*ASSIGNED TASK*. Apart from the pictures, the listing is to be returned exactly.

** Opening THE DATA block **

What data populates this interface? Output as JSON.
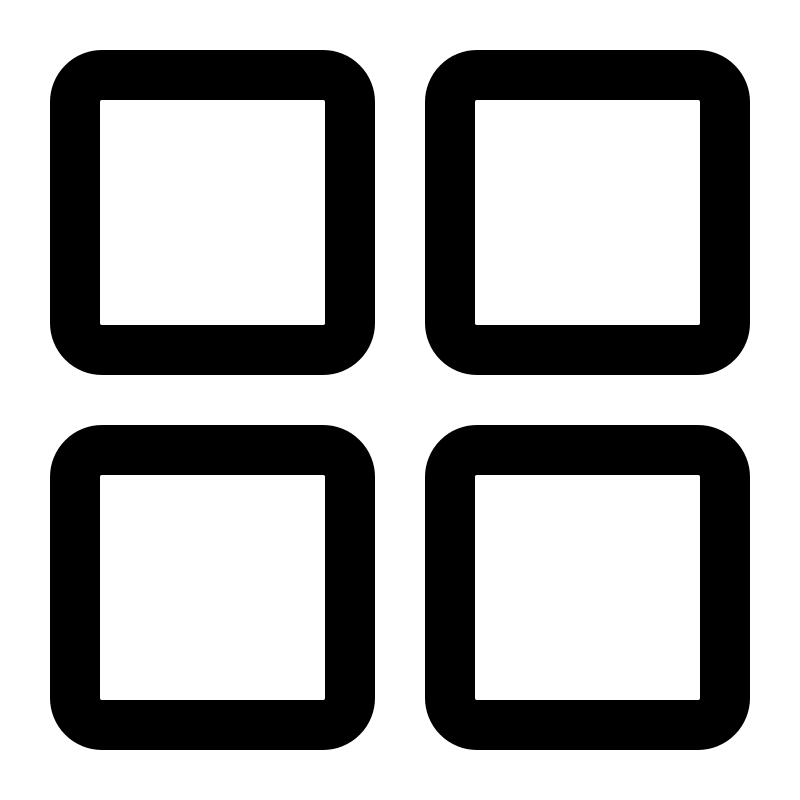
{
  "icon": {
    "name": "grid-icon",
    "color": "#000000",
    "background": "#ffffff"
  }
}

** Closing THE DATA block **

*RESPONSE AREA*.
What data populates this interface? Output as JSON.
{
  "icon": {
    "name": "grid-icon",
    "color": "#000000",
    "background": "#ffffff"
  }
}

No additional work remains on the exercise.